PloS one, Volume 15, Issue 5, 06 May 2020, Pages e0232573 Automatic segmentation of multiple cardiovascular structures from cardiac computed tomography angiography images using deep learning. Baskaran L, Al'Aref SJ, Maliakal G, Lee BC, Xu Z, Choi JW, Lee SE, Sung JM, Lin FY, Dunham S, Mosadegh B, Kim YJ, Gottlieb I, Lee BK, Chun EJ, Cademartiri F, Maffei E, Marques H, Shin S, Choi JH, Chinnaiyan K, Hadamitzky M, Conte E, Andreini D, Pontone G, Budoff MJ, Leipsic JA, Raff GL, Virmani R, Samady H, Stone PH, Berman DS, Narula J, Bax JJ, Chang HJ, Min JK, Shaw LJ


To develop, demonstrate and evaluate an automated deep learning method for multiple cardiovascular structure segmentation.
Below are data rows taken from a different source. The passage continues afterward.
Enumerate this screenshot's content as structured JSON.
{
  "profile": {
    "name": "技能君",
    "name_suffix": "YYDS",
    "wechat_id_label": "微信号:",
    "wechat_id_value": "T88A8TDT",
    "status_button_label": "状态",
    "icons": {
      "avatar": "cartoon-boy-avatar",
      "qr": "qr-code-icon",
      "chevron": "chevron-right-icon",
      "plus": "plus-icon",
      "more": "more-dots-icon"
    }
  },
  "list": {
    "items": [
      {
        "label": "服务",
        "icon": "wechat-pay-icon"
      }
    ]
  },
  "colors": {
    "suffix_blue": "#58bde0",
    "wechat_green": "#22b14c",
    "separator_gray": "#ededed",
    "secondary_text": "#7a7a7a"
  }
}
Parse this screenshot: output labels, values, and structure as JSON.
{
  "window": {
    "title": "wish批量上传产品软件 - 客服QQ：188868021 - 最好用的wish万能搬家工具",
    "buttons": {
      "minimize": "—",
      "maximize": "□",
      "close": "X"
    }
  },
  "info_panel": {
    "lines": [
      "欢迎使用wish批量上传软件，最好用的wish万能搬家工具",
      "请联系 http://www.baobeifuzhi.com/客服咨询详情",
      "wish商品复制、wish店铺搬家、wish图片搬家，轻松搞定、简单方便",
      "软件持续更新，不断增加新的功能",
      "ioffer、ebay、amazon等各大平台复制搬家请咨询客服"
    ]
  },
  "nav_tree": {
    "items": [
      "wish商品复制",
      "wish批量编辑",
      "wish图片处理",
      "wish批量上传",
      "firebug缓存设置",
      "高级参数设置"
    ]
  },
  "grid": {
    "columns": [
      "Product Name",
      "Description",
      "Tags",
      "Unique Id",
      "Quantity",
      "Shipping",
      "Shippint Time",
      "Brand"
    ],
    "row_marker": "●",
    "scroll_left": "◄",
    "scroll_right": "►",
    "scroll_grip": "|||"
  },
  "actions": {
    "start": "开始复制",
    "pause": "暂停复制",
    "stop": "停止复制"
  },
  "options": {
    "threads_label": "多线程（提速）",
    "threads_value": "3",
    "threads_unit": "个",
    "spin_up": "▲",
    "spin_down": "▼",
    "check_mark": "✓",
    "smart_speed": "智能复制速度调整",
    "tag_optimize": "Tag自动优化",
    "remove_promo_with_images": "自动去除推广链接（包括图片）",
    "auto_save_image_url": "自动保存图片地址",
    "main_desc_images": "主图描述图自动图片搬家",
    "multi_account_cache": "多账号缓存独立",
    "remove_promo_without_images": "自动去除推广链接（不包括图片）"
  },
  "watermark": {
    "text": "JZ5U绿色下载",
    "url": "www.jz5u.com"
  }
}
Segmentation of cardiovascular images is resource-intensive. We design an automated deep learning method for the segmentation of multiple structures from Coronary Computed Tomography Angiography (CCTA) images.


Images from a multicenter registry of patients that underwent clinically-indicated CCTA were used. The proximal ascending and descending aorta (PAA, DA), superior and inferior vena cavae (SVC, IVC), pulmonary artery (PA), coronary sinus (CS), right ventricular wall (RVW) and left atrial wall (LAW) were annotated as ground truth. The U-net-derived deep learning model was trained, validated and tested in a 70


10 split.


The dataset comprised 206 patients, with 5.130 billion pixels. Mean age was 59.9 ± 9.4 yrs., and was 42.7% female. An overall median Dice score of 0.820 (0.782, 0.843) was achieved. Median Dice scores for PAA, DA, SVC, IVC, PA, CS, RVW and LAW were 0.969 (0.979, 0.988), 0.953 (0.955, 0.983), 0.937 (0.934, 0.965), 0.903 (0.897, 0.948), 0.775 (0.724, 0.925), 0.720 (0.642, 0.809), 0.685 (0.631, 0.761) and 0.625 (0.596, 0.749) respectively. Apart from the CS, there were no significant differences in performance between sexes or age groups.


An automated deep learning model demonstrated segmentation of multiple cardiovascular structures from CCTA images with reasonable overall accuracy when evaluated on a pixel level.

PLoS One. 2020 May;15(5):e0232573